The letter said the bill carried a “misleading label” applied to legislation that would have the “opposite effect” and that it “would add to the financial woes that Americans are already experiencing.”
For many years liberals have put motherhood and apple pie names on bills and usually the more mushy the title is, the worse and more harmful the bill is.
Mark Cuban, one of the stars of Shark Tank, said many years ago that if you want to make college “really expensive, make it free.”
When the government subsidizes anything, costs just explode because you remove most of the incentives or pressures to operate efficiently and economically like in the private sector.
If a private business wastes money or is inefficient, or if its employees are rude, it will soon go out of business. A government entity that does all that simply demands more money the next year and unfortunately usually gets it.
The federal government is good really at only one thing: taking what is a small problem for a few and turning it into a major problem for almost everybody.
Look at the two things the government has subsidized the most over the last 50 or so years: healthcare and higher education.
In the mid-1990s, I went to a reception in Lebanon, TN, the town where I was born. The doctor who delivered me brought my records. I asked him how much he charged back then. He said $60 for nine months of care and the delivery, but only “if they (the family) could afford it.”
Just before Medicare, healthcare costs were 5% of our GDP, and almost everyone could pay their medical expenses. Now, healthcare is almost 20% of the GDP, and some specialists have gotten very wealthy, and only people like Bill Gates and Warren Buffet can really afford it.
When I started at UT in 1965, tuition was $90 a quarter, and you could work part-time and pay for it. Democrat leader Steny Hoyer said it was $87 a semester at the University of Maryland.
No one got out of college in those years with debt unless they bought a car or refused to work. Now almost everyone gets out with a student loan debt, and some owe many thousands.
The colleges and universities started really pushing student loans and told students and their families, don’t worry, we will just get you an easy loan.
For many years the easy availability of these loans allowed universities to raise their tuition and fees at three or four times the rate of inflation. I saw one article a few years ago that said college costs were four times higher than they would have been if the federal government had not had this loan program.
Most all federal legislation really only helps people at the top; everyone else gets a few crumbs or nothing at all.
Correction: The article from which I wrote part of my August 22 column had wrongly attributed a quote criticizing the Trump raid to Neama Rahmani, president of West Coast Trial Lawyers.

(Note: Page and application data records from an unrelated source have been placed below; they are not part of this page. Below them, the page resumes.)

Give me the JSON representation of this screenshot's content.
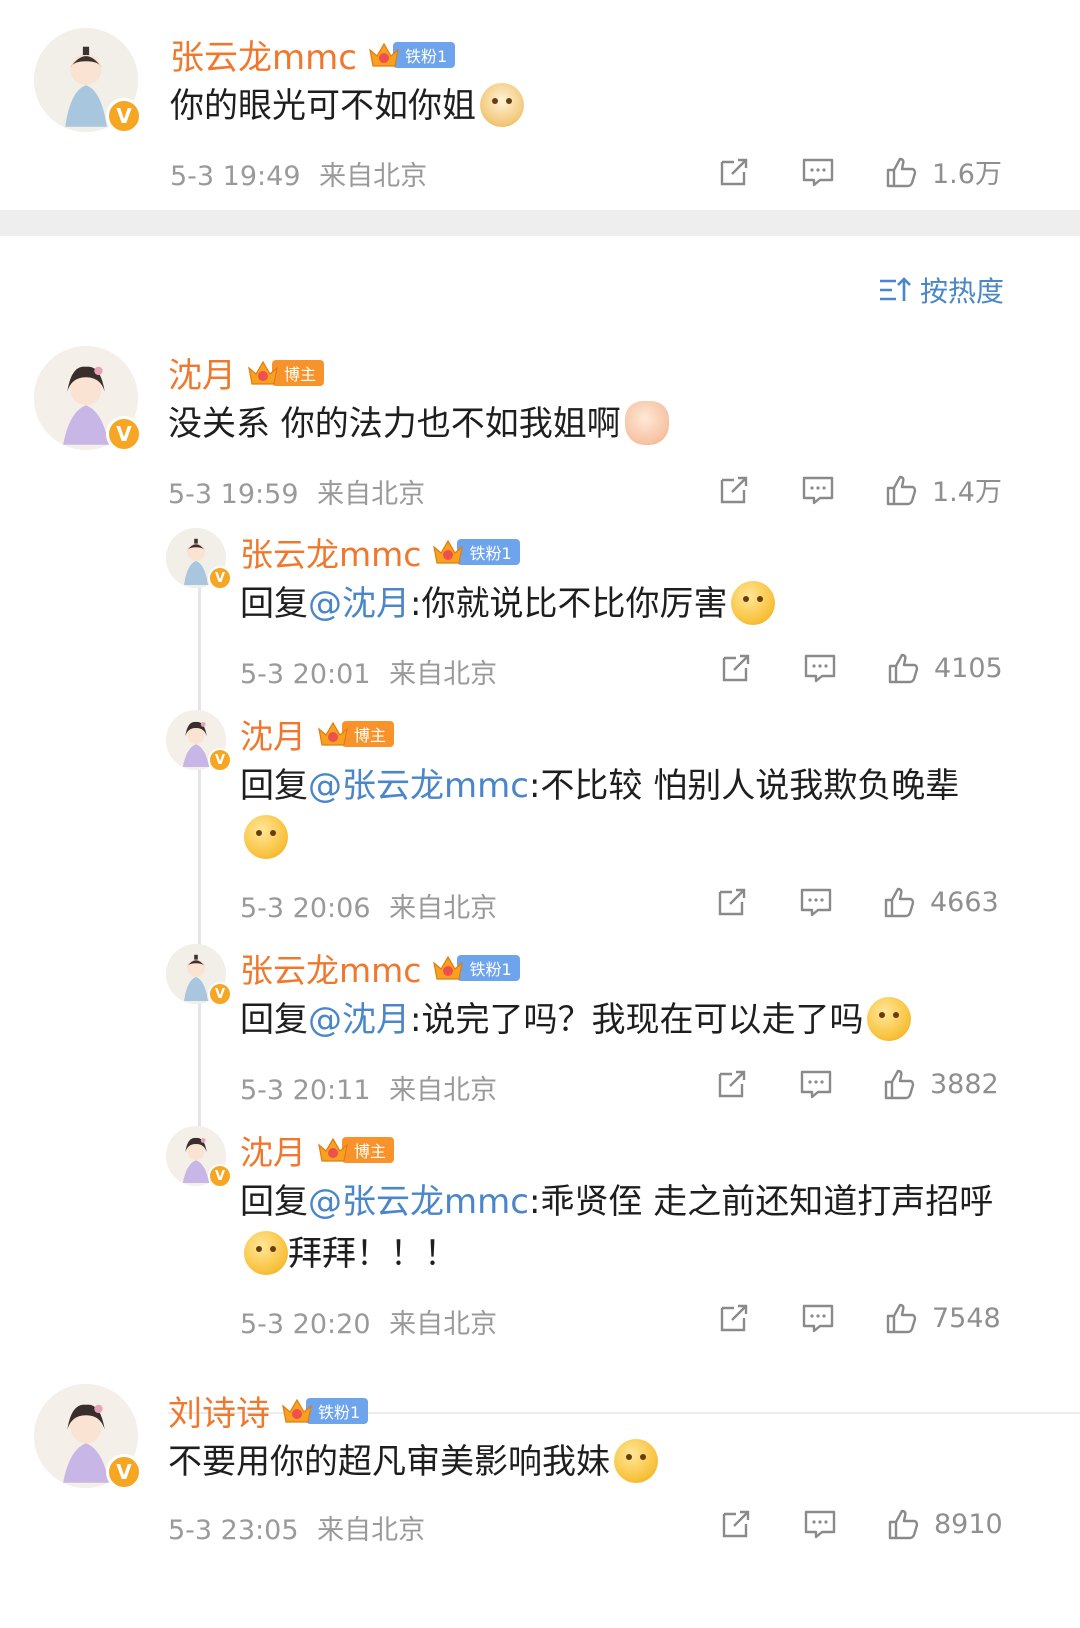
{
  "top_comment": {
    "user": "张云龙mmc",
    "badge": "铁粉1",
    "text": "你的眼光可不如你姐",
    "emoji": "doge-emoji",
    "time": "5-3 19:49",
    "location": "来自北京",
    "likes": "1.6万"
  },
  "sort": {
    "label": "按热度",
    "icon": "sort-icon"
  },
  "main_comment": {
    "user": "沈月",
    "badge": "博主",
    "text": "没关系 你的法力也不如我姐啊",
    "emoji": "hand-emoji",
    "time": "5-3 19:59",
    "location": "来自北京",
    "likes": "1.4万"
  },
  "replies": [
    {
      "user": "张云龙mmc",
      "badge": "铁粉1",
      "prefix": "回复",
      "mention": "@沈月",
      "text": ":你就说比不比你厉害",
      "time": "5-3 20:01",
      "location": "来自北京",
      "likes": "4105"
    },
    {
      "user": "沈月",
      "badge": "博主",
      "prefix": "回复",
      "mention": "@张云龙mmc",
      "text": ":不比较 怕别人说我欺负晚辈",
      "time": "5-3 20:06",
      "location": "来自北京",
      "likes": "4663"
    },
    {
      "user": "张云龙mmc",
      "badge": "铁粉1",
      "prefix": "回复",
      "mention": "@沈月",
      "text": ":说完了吗？我现在可以走了吗",
      "time": "5-3 20:11",
      "location": "来自北京",
      "likes": "3882"
    },
    {
      "user": "沈月",
      "badge": "博主",
      "prefix": "回复",
      "mention": "@张云龙mmc",
      "text": ":乖贤侄 走之前还知道打声招呼",
      "text2": "拜拜！！！",
      "time": "5-3 20:20",
      "location": "来自北京",
      "likes": "7548"
    }
  ],
  "last_comment": {
    "user": "刘诗诗",
    "badge": "铁粉1",
    "text": "不要用你的超凡审美影响我妹",
    "time": "5-3 23:05",
    "location": "来自北京",
    "likes": "8910"
  },
  "verified_badge": "V",
  "colors": {
    "username": "#f0782d",
    "mention": "#4a86c8",
    "meta": "#9a9a9a",
    "fan_badge": "#6ea4ec",
    "host_badge": "#f7932a"
  }
}
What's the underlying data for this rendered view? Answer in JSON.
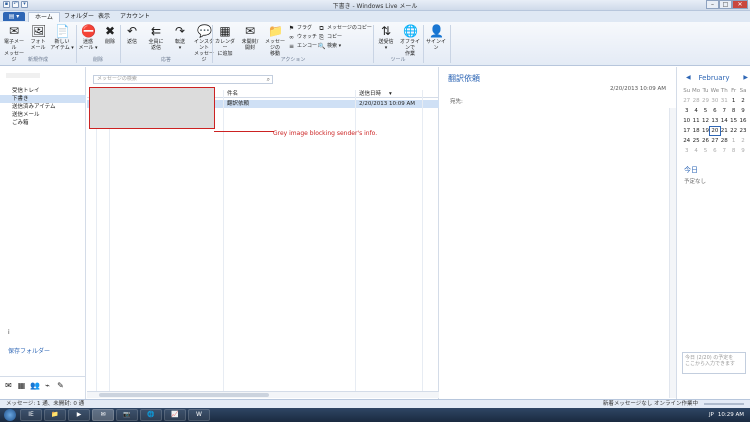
{
  "window": {
    "title": "下書き - Windows Live メール",
    "min": "–",
    "max": "□",
    "close": "✕"
  },
  "tabs": {
    "file": "▤ ▾",
    "items": [
      "ホーム",
      "フォルダー",
      "表示",
      "アカウント"
    ]
  },
  "ribbon": {
    "new_buttons": [
      {
        "label": "電子メール\nメッセージ",
        "icon": "mail-new-icon",
        "glyph": "✉"
      },
      {
        "label": "フォト\nメール",
        "icon": "photo-mail-icon",
        "glyph": "🖼"
      },
      {
        "label": "新しい\nアイテム ▾",
        "icon": "new-item-icon",
        "glyph": "📄"
      }
    ],
    "delete_buttons": [
      {
        "label": "迷惑\nメール ▾",
        "icon": "junk-icon",
        "glyph": "⛔"
      },
      {
        "label": "削除",
        "icon": "delete-icon",
        "glyph": "✖"
      }
    ],
    "respond_buttons": [
      {
        "label": "返信",
        "icon": "reply-icon",
        "glyph": "↶"
      },
      {
        "label": "全員に\n返信",
        "icon": "reply-all-icon",
        "glyph": "⇇"
      },
      {
        "label": "転送\n▾",
        "icon": "forward-icon",
        "glyph": "↷"
      },
      {
        "label": "インスタント\nメッセージ",
        "icon": "instant-message-icon",
        "glyph": "💬"
      }
    ],
    "action_buttons": [
      {
        "label": "カレンダー\nに追加",
        "icon": "calendar-add-icon",
        "glyph": "▦"
      },
      {
        "label": "未開封/\n開封",
        "icon": "read-unread-icon",
        "glyph": "✉"
      },
      {
        "label": "メッセージの\n移動",
        "icon": "move-icon",
        "glyph": "📁"
      }
    ],
    "action_small": [
      {
        "label": "フラグ",
        "icon": "flag-icon",
        "glyph": "⚑"
      },
      {
        "label": "ウォッチ",
        "icon": "watch-icon",
        "glyph": "∞"
      },
      {
        "label": "エンコード",
        "icon": "encode-icon",
        "glyph": "≡"
      }
    ],
    "copy_small": [
      {
        "label": "メッセージのコピー",
        "icon": "copy-message-icon",
        "glyph": "⧉"
      },
      {
        "label": "コピー",
        "icon": "copy-icon",
        "glyph": "⎘"
      },
      {
        "label": "検索 ▾",
        "icon": "find-icon",
        "glyph": "🔍"
      }
    ],
    "tool_buttons": [
      {
        "label": "送受信\n▾",
        "icon": "send-receive-icon",
        "glyph": "⇅"
      },
      {
        "label": "オフラインで\n作業",
        "icon": "offline-icon",
        "glyph": "🌐"
      }
    ],
    "signin": {
      "label": "サインイン",
      "icon": "signin-icon",
      "glyph": "👤"
    },
    "groups": {
      "new": "新規作成",
      "delete": "削除",
      "respond": "応答",
      "actions": "アクション",
      "tools": "ツール"
    }
  },
  "sidebar": {
    "folders": [
      "受信トレイ",
      "下書き",
      "送信済みアイテム",
      "送信メール",
      "ごみ箱"
    ],
    "selected": 1,
    "ci": "i",
    "safe": "保存フォルダー"
  },
  "list": {
    "search_placeholder": "メッセージの検索",
    "header": {
      "subject": "件名",
      "date": "送信日時"
    },
    "rows": [
      {
        "subject": "翻訳依頼",
        "date": "2/20/2013 10:09 AM"
      }
    ]
  },
  "annotation": "Grey image blocking sender's info.",
  "reading": {
    "subject": "翻訳依頼",
    "date": "2/20/2013 10:09 AM",
    "to": "宛先:"
  },
  "calendar": {
    "month": "February",
    "prev": "◀",
    "next": "▶",
    "dow": [
      "Su",
      "Mo",
      "Tu",
      "We",
      "Th",
      "Fr",
      "Sa"
    ],
    "days": [
      "27",
      "28",
      "29",
      "30",
      "31",
      "1",
      "2",
      "3",
      "4",
      "5",
      "6",
      "7",
      "8",
      "9",
      "10",
      "11",
      "12",
      "13",
      "14",
      "15",
      "16",
      "17",
      "18",
      "19",
      "20",
      "21",
      "22",
      "23",
      "24",
      "25",
      "26",
      "27",
      "28",
      "1",
      "2",
      "3",
      "4",
      "5",
      "6",
      "7",
      "8",
      "9"
    ],
    "today_label": "今日",
    "no_plans": "予定なし",
    "quick_add": "今日 (2/20) の予定を\nここから入力できます"
  },
  "status": {
    "left": "メッセージ: 1 通、未開封: 0 通",
    "right": "新着メッセージなし  オンライン作業中"
  },
  "taskbar": {
    "apps": [
      "IE",
      "📁",
      "▶",
      "✉",
      "📷",
      "🌐",
      "📈",
      "W"
    ],
    "lang": "JP",
    "time": "10:29 AM"
  }
}
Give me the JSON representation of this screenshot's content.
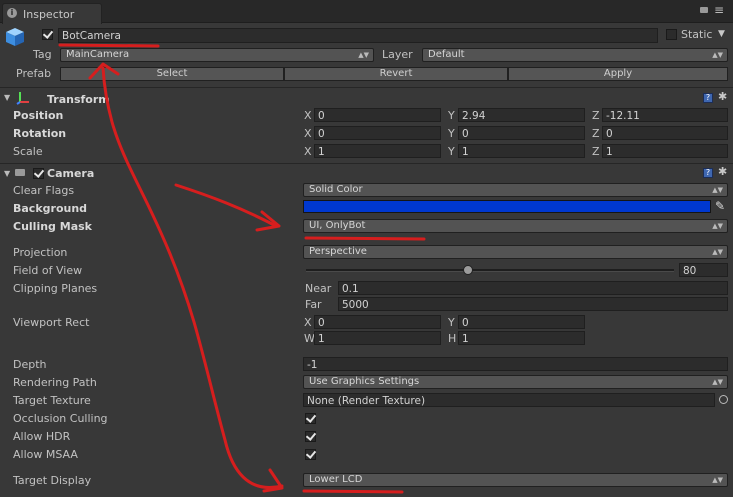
{
  "tab": {
    "label": "Inspector"
  },
  "colors": {
    "accent_red": "#d61e1e",
    "background_swatch": "#0038d0"
  },
  "object": {
    "name": "BotCamera",
    "active": true,
    "static_label": "Static",
    "static_checked": false,
    "tag_label": "Tag",
    "tag_value": "MainCamera",
    "layer_label": "Layer",
    "layer_value": "Default",
    "prefab_label": "Prefab",
    "prefab_buttons": [
      "Select",
      "Revert",
      "Apply"
    ]
  },
  "transform": {
    "title": "Transform",
    "rows": [
      {
        "label": "Position",
        "bold": true,
        "x": "0",
        "y": "2.94",
        "z": "-12.11"
      },
      {
        "label": "Rotation",
        "bold": true,
        "x": "0",
        "y": "0",
        "z": "0"
      },
      {
        "label": "Scale",
        "bold": false,
        "x": "1",
        "y": "1",
        "z": "1"
      }
    ],
    "axes": [
      "X",
      "Y",
      "Z"
    ]
  },
  "camera": {
    "title": "Camera",
    "enabled": true,
    "clear_flags_label": "Clear Flags",
    "clear_flags_value": "Solid Color",
    "background_label": "Background",
    "culling_mask_label": "Culling Mask",
    "culling_mask_value": "UI, OnlyBot",
    "projection_label": "Projection",
    "projection_value": "Perspective",
    "fov_label": "Field of View",
    "fov_value": "80",
    "fov_fraction": 0.44,
    "clipping_label": "Clipping Planes",
    "near_label": "Near",
    "near_value": "0.1",
    "far_label": "Far",
    "far_value": "5000",
    "viewport_label": "Viewport Rect",
    "viewport": {
      "x_label": "X",
      "x": "0",
      "y_label": "Y",
      "y": "0",
      "w_label": "W",
      "w": "1",
      "h_label": "H",
      "h": "1"
    },
    "depth_label": "Depth",
    "depth_value": "-1",
    "rendering_path_label": "Rendering Path",
    "rendering_path_value": "Use Graphics Settings",
    "target_texture_label": "Target Texture",
    "target_texture_value": "None (Render Texture)",
    "occlusion_label": "Occlusion Culling",
    "occlusion_checked": true,
    "hdr_label": "Allow HDR",
    "hdr_checked": true,
    "msaa_label": "Allow MSAA",
    "msaa_checked": true,
    "target_display_label": "Target Display",
    "target_display_value": "Lower LCD"
  }
}
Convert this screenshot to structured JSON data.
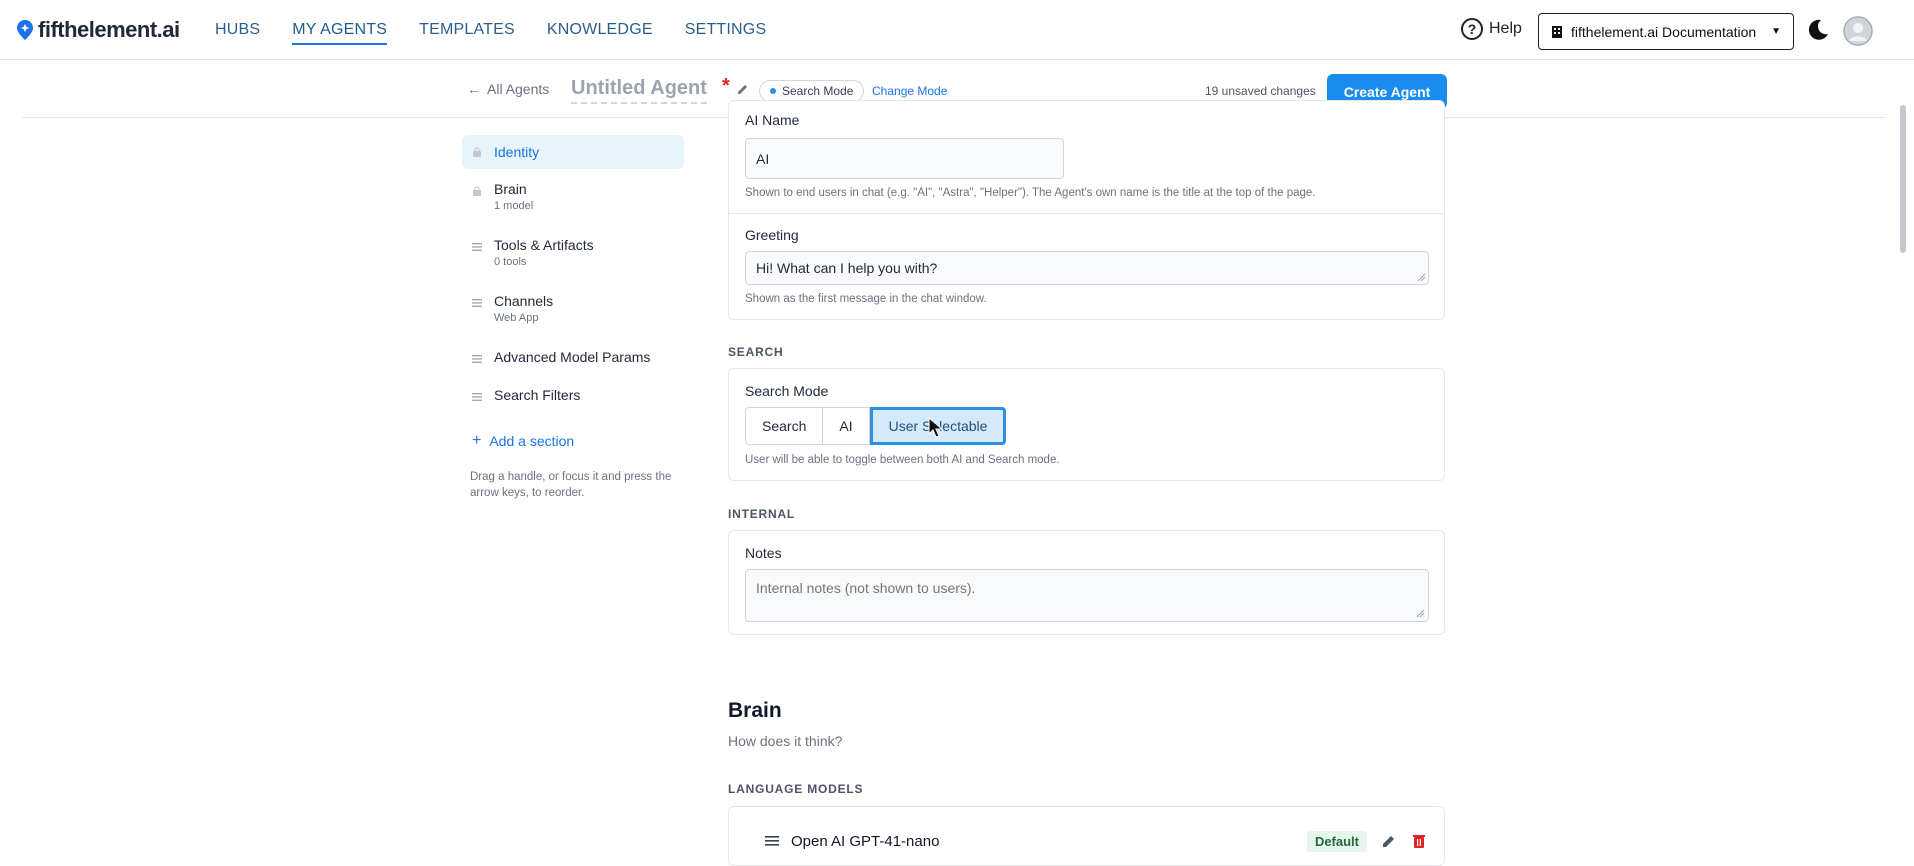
{
  "nav": {
    "brand": "fifthelement.ai",
    "links": [
      {
        "label": "HUBS",
        "active": false
      },
      {
        "label": "MY AGENTS",
        "active": true
      },
      {
        "label": "TEMPLATES",
        "active": false
      },
      {
        "label": "KNOWLEDGE",
        "active": false
      },
      {
        "label": "SETTINGS",
        "active": false
      }
    ],
    "help_label": "Help",
    "doc_selector": "fifthelement.ai Documentation"
  },
  "subbar": {
    "back_label": "All Agents",
    "agent_title": "Untitled Agent",
    "required_mark": "*",
    "mode_chip": "Search Mode",
    "change_mode": "Change Mode",
    "unsaved": "19 unsaved changes",
    "create_label": "Create Agent"
  },
  "sidebar": {
    "items": [
      {
        "label": "Identity",
        "sub": "",
        "active": true,
        "icon": "lock-icon"
      },
      {
        "label": "Brain",
        "sub": "1 model",
        "active": false,
        "icon": "lock-icon"
      },
      {
        "label": "Tools & Artifacts",
        "sub": "0 tools",
        "active": false,
        "icon": "drag-handle-icon"
      },
      {
        "label": "Channels",
        "sub": "Web App",
        "active": false,
        "icon": "drag-handle-icon"
      },
      {
        "label": "Advanced Model Params",
        "sub": "",
        "active": false,
        "icon": "drag-handle-icon"
      },
      {
        "label": "Search Filters",
        "sub": "",
        "active": false,
        "icon": "drag-handle-icon"
      }
    ],
    "add_section": "Add a section",
    "drag_hint": "Drag a handle, or focus it and press the arrow keys, to reorder."
  },
  "identity": {
    "ai_name_label": "AI Name",
    "ai_name_value": "AI",
    "ai_name_hint": "Shown to end users in chat (e.g. \"AI\", \"Astra\", \"Helper\"). The Agent's own name is the title at the top of the page.",
    "greeting_label": "Greeting",
    "greeting_value": "Hi! What can I help you with?",
    "greeting_hint": "Shown as the first message in the chat window."
  },
  "search": {
    "section_title": "SEARCH",
    "mode_label": "Search Mode",
    "options": [
      "Search",
      "AI",
      "User Selectable"
    ],
    "selected": "User Selectable",
    "hint": "User will be able to toggle between both AI and Search mode."
  },
  "internal": {
    "section_title": "INTERNAL",
    "notes_label": "Notes",
    "notes_placeholder": "Internal notes (not shown to users)."
  },
  "brain": {
    "title": "Brain",
    "subtitle": "How does it think?",
    "section_title": "LANGUAGE MODELS",
    "models": [
      {
        "name": "Open AI GPT-41-nano",
        "badge": "Default"
      }
    ]
  },
  "colors": {
    "accent": "#1a8cf0",
    "link": "#1a73e8",
    "danger": "#dc2626",
    "active_bg": "#e8f4fc"
  }
}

That quote was actually from another person, a former Trump lawyer. While the other lawyers quoted in that section were not Trump supporters, Mr. Rahmani has never stated publicly for whom he voted for president. I apologize.